Understanding Bordeaux wines is difficult because, within each of the three major areas, there are numerous sub-regions that appear on wine labels. There are the most famous appellations like Pomerol and St. Emilion on the Right Bank, and Margaux, St. Estephe, Pauillac, and St. Julien on the Left Bank.
During the month of February, we've taken a tour of the Bordeaux region and visited many of the famous and the lesser-known appellations. In each area, we've identified several typical wines that are priced under $40 a bottle. Sometimes, you can find the more expensive wines on sale under $25 (our normal price limit in this blog).
What are the lessons learned from our focus on Bordeaux this month? Here are a couple:
1. The wine from each region has its own style and typical characteristics. Within each region of Bordeaux, there are numerous micro-climates that affect how wines develop.
2. Vintages are very important. A wise strategy, to obtain the best value-priced Bordeaux wines for your dollar, is to concentrate on the exceptional vintages like 2005, 2000, 1995, 1990, 1982, etc. There is speculation that 2009 will be another excellent vintage. The initial results from barrel-tasting the 2009 wines will be available in a couple months.
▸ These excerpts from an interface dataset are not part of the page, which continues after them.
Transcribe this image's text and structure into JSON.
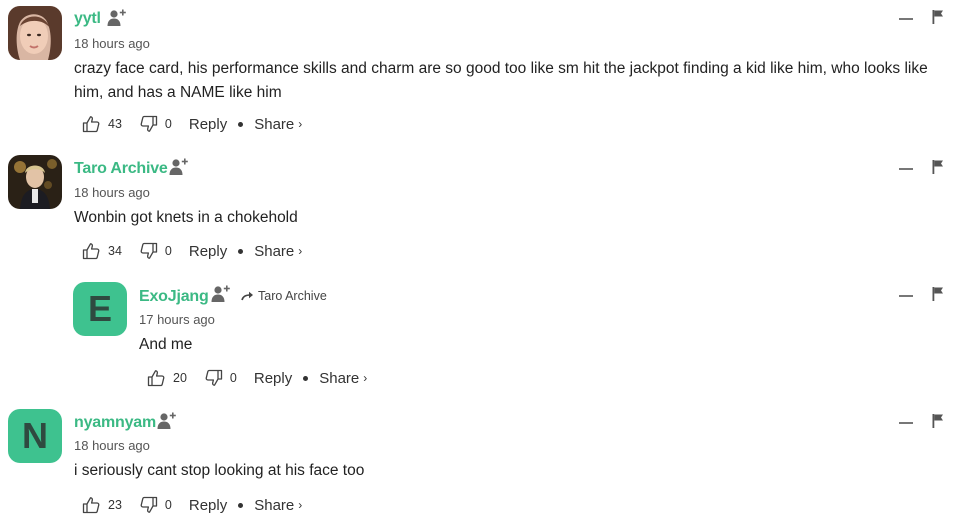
{
  "comments": [
    {
      "username": "yytl",
      "time": "18 hours ago",
      "text": "crazy face card, his performance skills and charm are so good too like sm hit the jackpot finding a kid like him, who looks like him, and has a NAME like him",
      "likes": "43",
      "dislikes": "0",
      "reply_label": "Reply",
      "share_label": "Share",
      "avatar": "photo"
    },
    {
      "username": "Taro Archive",
      "time": "18 hours ago",
      "text": "Wonbin got knets in a chokehold",
      "likes": "34",
      "dislikes": "0",
      "reply_label": "Reply",
      "share_label": "Share",
      "avatar": "photo"
    },
    {
      "username": "ExoJjang",
      "reply_to": "Taro Archive",
      "time": "17 hours ago",
      "text": "And me",
      "likes": "20",
      "dislikes": "0",
      "reply_label": "Reply",
      "share_label": "Share",
      "avatar_letter": "E"
    },
    {
      "username": "nyamnyam",
      "time": "18 hours ago",
      "text": "i seriously cant stop looking at his face too",
      "likes": "23",
      "dislikes": "0",
      "reply_label": "Reply",
      "share_label": "Share",
      "avatar_letter": "N"
    }
  ],
  "colors": {
    "username": "#3bb984",
    "letter_avatar_bg": "#3ec28f",
    "text": "#222222"
  },
  "icons": {
    "follow": "follow-user-icon",
    "like": "thumbs-up-icon",
    "dislike": "thumbs-down-icon",
    "minimize": "minimize-icon",
    "report": "flag-icon",
    "reply_arrow": "reply-arrow-icon",
    "share_chevron": "chevron-right-icon"
  }
}
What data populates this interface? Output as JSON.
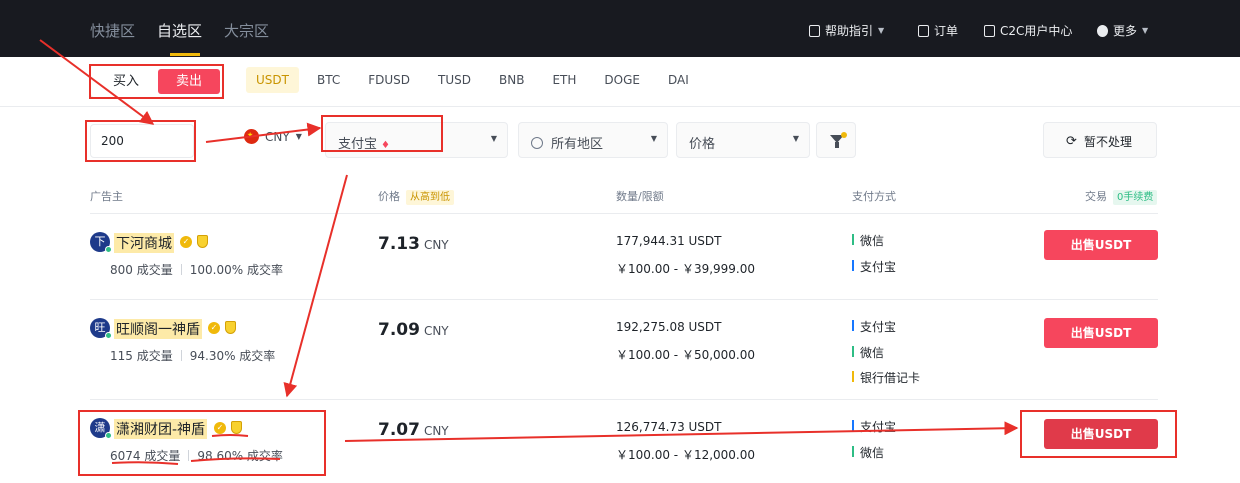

3. The French contend that "terroir" is the single most important factor that produces a good wine. The term, terroir, includes the type of soil, the location (elevation, hillside vs. next to river, etc.), the type and ages of the vines, the micro-climate, and other factors.
4. The skill of the winemaker and the methods used at each stage of the wine-making process can also have a profound effect on the taste and quality of the wine that is produced -- from the initial pruning of the vines and reduction of leaves through the growing season, to the final selection and blending of different vats of wine from different vineyards to produce the final wine in barrels.
5. Many Bordeaux wines need time in the cellar before you can drink and enjoy them. For persons who buy the most expensive and longest-lasting wines from Margaux, Pomerol, etc., should plan on 10-15 years in the cellar and the wines will last for 30-40 years or more. For wines costing under $25, you can usually drink them soon after bottling, if you decant them and let them breath for a couple hours before serving.
6. To obtain the best wine for your dollar, searching for heavily-discounted wines on sale can be very effective. For example, if you like wines from the Margaux region, would you rather purchase a "full-price" wine for $20 -- or a $40 bottle of wine that is on sale for $20? Of course, you need to taste a wide range of wines and determine which wines you like best because personal taste is most important. Most times, however, your preferred wine at the $40 price point will be clearly superior to any of your favorite wines at the $20 price point. Even if you like the $20 wine best, you can buy many more bottles for the same dollars if you can find your preferred wine on sale.
In summary, I find Bordeaux to be a fascinating wine region. Although it takes some time to get familiar with the different sub-regions, Bordeaux offers vast potential for enjoying excellent wine over many years.